◆ **Goal of the exercise**
In the data that follows, count each line with the string "Shift"; the reply is the number only.

——————

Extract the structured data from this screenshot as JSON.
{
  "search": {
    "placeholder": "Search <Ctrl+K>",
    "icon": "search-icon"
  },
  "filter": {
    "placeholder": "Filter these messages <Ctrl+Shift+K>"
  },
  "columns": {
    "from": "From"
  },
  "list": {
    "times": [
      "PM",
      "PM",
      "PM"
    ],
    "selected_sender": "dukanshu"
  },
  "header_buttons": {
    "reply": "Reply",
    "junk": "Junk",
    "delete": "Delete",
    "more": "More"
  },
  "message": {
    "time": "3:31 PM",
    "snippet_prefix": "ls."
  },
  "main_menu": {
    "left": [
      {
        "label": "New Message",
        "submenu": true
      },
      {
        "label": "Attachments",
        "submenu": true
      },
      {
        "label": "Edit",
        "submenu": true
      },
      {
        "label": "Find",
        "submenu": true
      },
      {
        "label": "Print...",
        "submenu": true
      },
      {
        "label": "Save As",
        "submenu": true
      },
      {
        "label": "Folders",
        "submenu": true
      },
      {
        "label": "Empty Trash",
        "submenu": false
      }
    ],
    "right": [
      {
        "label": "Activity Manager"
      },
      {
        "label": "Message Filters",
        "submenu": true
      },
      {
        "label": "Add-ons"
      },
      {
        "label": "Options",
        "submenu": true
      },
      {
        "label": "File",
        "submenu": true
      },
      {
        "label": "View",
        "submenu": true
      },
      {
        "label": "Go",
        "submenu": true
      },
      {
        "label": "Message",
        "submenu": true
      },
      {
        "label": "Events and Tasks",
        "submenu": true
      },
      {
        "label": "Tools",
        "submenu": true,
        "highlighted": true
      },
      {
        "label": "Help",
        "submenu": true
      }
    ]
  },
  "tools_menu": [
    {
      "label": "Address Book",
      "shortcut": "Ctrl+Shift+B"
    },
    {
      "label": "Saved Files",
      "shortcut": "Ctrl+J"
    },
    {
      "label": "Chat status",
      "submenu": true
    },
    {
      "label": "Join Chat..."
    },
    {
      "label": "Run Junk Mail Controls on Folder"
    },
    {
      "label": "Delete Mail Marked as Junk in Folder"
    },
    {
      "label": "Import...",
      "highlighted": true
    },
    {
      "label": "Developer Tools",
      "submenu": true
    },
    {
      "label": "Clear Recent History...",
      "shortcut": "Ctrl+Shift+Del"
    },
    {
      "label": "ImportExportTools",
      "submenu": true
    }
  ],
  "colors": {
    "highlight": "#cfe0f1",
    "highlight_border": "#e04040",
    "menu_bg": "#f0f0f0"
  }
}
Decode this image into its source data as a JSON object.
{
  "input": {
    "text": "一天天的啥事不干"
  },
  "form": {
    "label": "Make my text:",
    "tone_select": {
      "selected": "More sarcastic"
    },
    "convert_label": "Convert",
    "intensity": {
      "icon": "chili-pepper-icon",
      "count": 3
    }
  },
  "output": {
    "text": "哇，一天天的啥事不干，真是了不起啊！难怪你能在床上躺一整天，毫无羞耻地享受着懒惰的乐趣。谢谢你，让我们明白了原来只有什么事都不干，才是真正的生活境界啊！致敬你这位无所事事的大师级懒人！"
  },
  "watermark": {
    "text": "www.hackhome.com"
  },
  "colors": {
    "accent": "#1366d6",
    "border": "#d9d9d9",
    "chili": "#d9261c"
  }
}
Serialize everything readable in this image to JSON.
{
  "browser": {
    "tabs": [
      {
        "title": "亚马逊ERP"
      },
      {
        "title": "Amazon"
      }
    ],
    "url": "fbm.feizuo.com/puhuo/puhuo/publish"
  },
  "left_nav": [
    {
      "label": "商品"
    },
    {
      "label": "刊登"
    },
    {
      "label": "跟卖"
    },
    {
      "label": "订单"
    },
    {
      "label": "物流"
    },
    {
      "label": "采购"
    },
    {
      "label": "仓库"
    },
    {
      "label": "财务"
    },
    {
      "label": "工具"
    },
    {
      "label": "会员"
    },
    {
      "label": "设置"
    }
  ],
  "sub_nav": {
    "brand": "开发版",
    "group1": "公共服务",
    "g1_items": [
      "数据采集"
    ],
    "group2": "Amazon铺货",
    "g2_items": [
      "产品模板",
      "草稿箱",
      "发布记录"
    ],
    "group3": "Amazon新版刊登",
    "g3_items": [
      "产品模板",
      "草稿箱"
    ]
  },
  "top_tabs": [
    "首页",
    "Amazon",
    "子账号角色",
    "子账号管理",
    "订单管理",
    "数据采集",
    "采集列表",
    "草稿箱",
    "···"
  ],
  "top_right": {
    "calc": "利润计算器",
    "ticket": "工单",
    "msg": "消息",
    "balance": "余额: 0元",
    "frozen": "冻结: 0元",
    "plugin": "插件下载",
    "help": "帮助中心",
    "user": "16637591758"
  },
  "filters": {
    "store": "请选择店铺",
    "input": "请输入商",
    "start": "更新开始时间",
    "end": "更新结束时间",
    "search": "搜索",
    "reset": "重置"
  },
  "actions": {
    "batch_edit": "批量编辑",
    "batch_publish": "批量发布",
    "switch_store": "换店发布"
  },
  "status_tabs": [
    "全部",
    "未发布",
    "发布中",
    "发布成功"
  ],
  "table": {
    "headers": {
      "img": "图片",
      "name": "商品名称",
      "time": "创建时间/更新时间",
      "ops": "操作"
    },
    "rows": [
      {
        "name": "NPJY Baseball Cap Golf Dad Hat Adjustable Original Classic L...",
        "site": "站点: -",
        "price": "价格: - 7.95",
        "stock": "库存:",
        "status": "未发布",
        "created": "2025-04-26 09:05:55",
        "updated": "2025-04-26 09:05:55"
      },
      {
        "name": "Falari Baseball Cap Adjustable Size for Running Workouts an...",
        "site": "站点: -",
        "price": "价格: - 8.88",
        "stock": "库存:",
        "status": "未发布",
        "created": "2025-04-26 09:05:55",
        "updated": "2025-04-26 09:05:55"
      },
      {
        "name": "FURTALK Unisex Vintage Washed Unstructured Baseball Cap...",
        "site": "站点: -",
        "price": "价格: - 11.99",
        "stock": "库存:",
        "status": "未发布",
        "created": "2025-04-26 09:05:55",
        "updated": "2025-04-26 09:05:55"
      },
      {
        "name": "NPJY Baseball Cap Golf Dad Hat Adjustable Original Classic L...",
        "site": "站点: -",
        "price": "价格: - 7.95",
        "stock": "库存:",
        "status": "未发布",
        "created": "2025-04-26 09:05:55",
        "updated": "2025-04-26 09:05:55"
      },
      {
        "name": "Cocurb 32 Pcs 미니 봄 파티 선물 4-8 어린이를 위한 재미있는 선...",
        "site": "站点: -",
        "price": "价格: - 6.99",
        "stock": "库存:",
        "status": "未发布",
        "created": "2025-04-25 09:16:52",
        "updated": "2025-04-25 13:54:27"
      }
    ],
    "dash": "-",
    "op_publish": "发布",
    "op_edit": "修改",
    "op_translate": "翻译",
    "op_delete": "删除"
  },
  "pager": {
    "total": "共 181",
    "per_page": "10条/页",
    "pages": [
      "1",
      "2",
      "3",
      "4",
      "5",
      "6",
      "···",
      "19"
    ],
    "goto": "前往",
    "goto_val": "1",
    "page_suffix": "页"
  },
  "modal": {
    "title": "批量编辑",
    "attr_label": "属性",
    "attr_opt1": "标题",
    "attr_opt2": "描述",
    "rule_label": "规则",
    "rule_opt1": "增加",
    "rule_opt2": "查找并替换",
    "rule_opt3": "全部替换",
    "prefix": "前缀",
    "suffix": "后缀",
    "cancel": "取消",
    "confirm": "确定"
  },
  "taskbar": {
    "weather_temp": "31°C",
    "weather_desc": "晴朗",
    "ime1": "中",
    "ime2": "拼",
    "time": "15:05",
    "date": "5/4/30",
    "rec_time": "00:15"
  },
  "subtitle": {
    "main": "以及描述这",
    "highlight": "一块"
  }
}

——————

◆ **Written response**
3